ANIES BASWEDAN was spoiling for a fight. Indonesia’s first case of covid-19 had been confirmed on March 2nd, and for weeks the governor of Jakarta, the capital, had been imploring the central government to act. Yet the government dithered as the virus made inroads, first through Jakarta, then throughout the country. Finally, on March 31st, the president declared a national emergency. Even then, local authorities were told to ask permission before instituting lockdowns—a process festooned in red tape. Mr Anies trumpeted his scorn. “[It’s] as if we are proposing a project that needed a feasibility study,” he told the Jakarta Post. “Can’t the [health] ministry see that we are facing a rising death toll? Is it not enough?”
It was one shot in a salvo of recent attacks that Mr Anies (pictured) has launched against Joko Widodo, Indonesia’s president, better known as Jokowi. He criticised Jokowi’s administration for not acting swiftly and robustly, and repeatedly disputed government data on the number of covid-19 cases. It was “a slap in the face” for Jokowi and his lieutenants, a British diplomat says. The complaints clearly nettled the president. When Mr Anies attempted to lock Jakarta down after Jokowi had spent weeks refusing to do the same to the whole country, Jokowi declared that the governor had no authority to do so. The following day he announced the onerous procedures required before local governments could limit people’s movement.
Jokowi had not been hectored in that way for a while. In October he appointed as minister of defence Prabowo Subianto, his opponent during his two presidential campaigns. Since then Mr Prabowo has largely toed the government line, leaving the post of chief adversary to the president vacant. Mr Anies seems to have decided to take up the job.
Relations between the two have not always been so fraught. When Jokowi began his first term as president in 2014, he appointed Mr Anies minister of education and culture. But the latter’s expansive political ambition curdled relations, says a former adviser to Jokowi. The president dumped Mr Anies two years later in a cabinet reshuffle.

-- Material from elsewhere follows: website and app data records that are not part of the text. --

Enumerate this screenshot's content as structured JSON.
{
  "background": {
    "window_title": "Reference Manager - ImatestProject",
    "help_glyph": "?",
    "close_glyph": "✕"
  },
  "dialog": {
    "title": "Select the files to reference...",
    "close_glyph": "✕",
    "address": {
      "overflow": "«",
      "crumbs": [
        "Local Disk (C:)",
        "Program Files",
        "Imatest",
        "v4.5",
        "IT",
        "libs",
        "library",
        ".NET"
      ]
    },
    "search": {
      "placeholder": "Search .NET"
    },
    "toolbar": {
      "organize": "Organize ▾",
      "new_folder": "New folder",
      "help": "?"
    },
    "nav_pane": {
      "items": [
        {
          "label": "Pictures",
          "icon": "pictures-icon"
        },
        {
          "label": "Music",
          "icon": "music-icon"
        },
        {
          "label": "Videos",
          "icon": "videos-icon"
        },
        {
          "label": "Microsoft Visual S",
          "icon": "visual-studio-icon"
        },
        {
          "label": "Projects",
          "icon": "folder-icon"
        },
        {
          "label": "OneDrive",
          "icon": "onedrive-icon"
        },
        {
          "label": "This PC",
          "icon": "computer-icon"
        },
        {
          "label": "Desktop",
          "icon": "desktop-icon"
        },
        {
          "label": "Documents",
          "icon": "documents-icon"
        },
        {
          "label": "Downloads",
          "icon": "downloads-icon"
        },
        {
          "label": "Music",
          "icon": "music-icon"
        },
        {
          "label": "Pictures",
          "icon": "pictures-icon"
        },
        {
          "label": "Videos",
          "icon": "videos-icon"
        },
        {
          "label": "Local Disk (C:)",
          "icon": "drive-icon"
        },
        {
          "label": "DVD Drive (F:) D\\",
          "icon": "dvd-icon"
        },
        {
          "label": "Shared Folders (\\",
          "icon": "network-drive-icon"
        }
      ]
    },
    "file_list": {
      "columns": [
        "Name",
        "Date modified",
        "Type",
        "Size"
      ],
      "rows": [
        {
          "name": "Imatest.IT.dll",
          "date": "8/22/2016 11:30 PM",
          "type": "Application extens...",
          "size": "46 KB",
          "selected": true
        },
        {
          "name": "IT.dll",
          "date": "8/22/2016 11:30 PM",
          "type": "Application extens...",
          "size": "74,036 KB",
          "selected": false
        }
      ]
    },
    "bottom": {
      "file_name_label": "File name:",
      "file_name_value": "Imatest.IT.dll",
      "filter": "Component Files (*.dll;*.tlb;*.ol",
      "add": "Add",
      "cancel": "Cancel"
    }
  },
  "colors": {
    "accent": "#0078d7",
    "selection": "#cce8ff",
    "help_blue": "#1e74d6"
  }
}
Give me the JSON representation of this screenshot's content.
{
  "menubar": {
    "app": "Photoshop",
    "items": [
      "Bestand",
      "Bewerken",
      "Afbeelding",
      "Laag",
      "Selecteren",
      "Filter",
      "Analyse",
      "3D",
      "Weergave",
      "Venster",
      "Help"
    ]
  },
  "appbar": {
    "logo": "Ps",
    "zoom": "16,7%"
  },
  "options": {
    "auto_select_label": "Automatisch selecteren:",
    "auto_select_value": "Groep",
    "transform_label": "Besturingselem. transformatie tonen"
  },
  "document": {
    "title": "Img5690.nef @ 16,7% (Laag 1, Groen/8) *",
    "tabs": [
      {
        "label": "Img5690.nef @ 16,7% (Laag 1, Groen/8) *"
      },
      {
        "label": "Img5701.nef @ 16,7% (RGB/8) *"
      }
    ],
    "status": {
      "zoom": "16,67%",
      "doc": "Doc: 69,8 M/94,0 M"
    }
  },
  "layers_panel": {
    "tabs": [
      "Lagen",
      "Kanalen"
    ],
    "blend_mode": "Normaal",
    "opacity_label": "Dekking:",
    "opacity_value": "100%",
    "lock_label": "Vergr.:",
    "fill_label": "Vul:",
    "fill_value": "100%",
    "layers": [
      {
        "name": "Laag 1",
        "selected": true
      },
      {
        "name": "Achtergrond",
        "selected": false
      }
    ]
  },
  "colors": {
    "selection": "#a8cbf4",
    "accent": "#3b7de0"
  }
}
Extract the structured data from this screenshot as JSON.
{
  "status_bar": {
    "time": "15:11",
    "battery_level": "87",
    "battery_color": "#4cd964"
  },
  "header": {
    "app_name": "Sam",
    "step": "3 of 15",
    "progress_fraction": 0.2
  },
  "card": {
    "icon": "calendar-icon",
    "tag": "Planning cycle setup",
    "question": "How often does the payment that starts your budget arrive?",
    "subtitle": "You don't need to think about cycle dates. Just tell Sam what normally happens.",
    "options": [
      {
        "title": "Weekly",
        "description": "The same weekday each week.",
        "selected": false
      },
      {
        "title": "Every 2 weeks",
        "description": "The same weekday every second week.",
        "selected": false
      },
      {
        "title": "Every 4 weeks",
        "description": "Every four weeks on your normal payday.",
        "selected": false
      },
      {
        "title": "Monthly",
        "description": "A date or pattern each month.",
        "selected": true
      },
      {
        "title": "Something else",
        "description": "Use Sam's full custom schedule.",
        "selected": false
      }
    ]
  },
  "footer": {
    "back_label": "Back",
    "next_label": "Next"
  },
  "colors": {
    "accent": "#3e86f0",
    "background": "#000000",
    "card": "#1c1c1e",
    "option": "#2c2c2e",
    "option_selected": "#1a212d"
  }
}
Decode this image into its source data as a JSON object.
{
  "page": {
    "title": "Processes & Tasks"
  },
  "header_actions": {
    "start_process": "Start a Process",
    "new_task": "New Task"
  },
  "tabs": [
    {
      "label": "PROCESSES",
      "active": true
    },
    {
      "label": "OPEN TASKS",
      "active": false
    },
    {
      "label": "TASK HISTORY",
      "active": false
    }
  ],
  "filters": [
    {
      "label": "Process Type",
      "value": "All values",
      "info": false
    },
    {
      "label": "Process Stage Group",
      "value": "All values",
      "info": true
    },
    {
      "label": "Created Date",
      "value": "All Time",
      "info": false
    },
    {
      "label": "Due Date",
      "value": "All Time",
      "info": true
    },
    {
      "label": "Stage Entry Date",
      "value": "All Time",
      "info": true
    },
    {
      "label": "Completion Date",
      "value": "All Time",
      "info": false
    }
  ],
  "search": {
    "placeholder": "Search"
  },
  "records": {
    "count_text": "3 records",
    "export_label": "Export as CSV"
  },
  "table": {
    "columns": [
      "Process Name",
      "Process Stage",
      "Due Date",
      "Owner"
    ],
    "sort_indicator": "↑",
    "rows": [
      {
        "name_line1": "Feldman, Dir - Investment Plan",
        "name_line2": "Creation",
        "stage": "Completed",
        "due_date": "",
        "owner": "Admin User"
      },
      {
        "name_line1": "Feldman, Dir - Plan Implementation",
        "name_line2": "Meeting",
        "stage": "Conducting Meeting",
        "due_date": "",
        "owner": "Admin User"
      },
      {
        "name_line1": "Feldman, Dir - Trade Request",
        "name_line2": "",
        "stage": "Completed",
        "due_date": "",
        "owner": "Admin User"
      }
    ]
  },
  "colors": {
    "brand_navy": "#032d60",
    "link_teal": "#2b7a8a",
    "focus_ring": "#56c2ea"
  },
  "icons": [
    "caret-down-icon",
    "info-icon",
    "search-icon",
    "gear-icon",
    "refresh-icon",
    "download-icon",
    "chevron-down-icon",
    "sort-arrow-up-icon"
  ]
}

Mr Anies would get his own back in 2017, when he ran for governor of Jakarta against a protégé of Jokowi, Basuki Tjahaja Purnama or Ahok, as he is better known. Ahok, who is Christian, had been leading in the polls but was accused of blasphemy after he cited the Koran in one of his stump speeches. Mr Anies seized on the ensuing uproar by allying with the Islamic Defenders Front (FPI), a vigilante group that had been organising big protests against Ahok. A wave of sectarian indignation carried Mr Anies to the governor’s mansion, in an embarrassing setback for Jokowi.
Even so Mr Anies initially avoided directly criticising Jokowi, who remained popular, says Alexander Arifianto of the S. Rajaratnam School of International Studies in Singapore. That changed this year, when torrential rains inundated Jakarta in January. Mr Anies tried to deflect criticism of his handling of the disaster by knocking the central government’s response. When covid-19 arrived, Mr Anies turned the full force of his ire against the president.
Edward Aspinall of Australian National University thinks it likely that Mr Anies was genuinely concerned about the impact of covid-19 on his constituents. He also cares about his image as “a public-policy person who thinks seriously about major issues”, Mr Aspinall adds. His efforts to adopt a rigorous, data-driven response to the outbreak enhance that image.
But Mr Anies also understands how to exploit Jokowi’s weaknesses. Many devout Muslims consider Jokowi too secular in his outlook and of dubious piety. They long for a champion to take on his government and seize the presidency in 2024, when Jokowi completes his second and final term. Such voters underpinned Mr Prabowo’s two runs for president, and Mr Anies is already known to many of them because of the Ahok affair. The governor of Jakarta is often in the news, which will help Mr Anies build a national profile. Jokowi himself used the job as a springboard to the presidency. And the easiest way for Mr Anies to define himself is in opposition to Jokowi.
Mr Anies has probably calculated that the pandemic provides a good opportunity to show off qualities many feel Jokowi lacks, such as decisiveness and empathy, says the diplomat. The gambit may work. Most presidential candidates will not start their campaigns for another two years. Mr Anies is already courting opposition MPs. Nasdem, one of the parties in Jokowi’s coalition, is getting closer to Mr Anies, says the former aide to Jokowi. It’s a long road to election day. But as Mr Arifianto says, “Anies is just making a head start.” ■
This article appeared in the Asia section of the print edition under the headline “Viral marketing”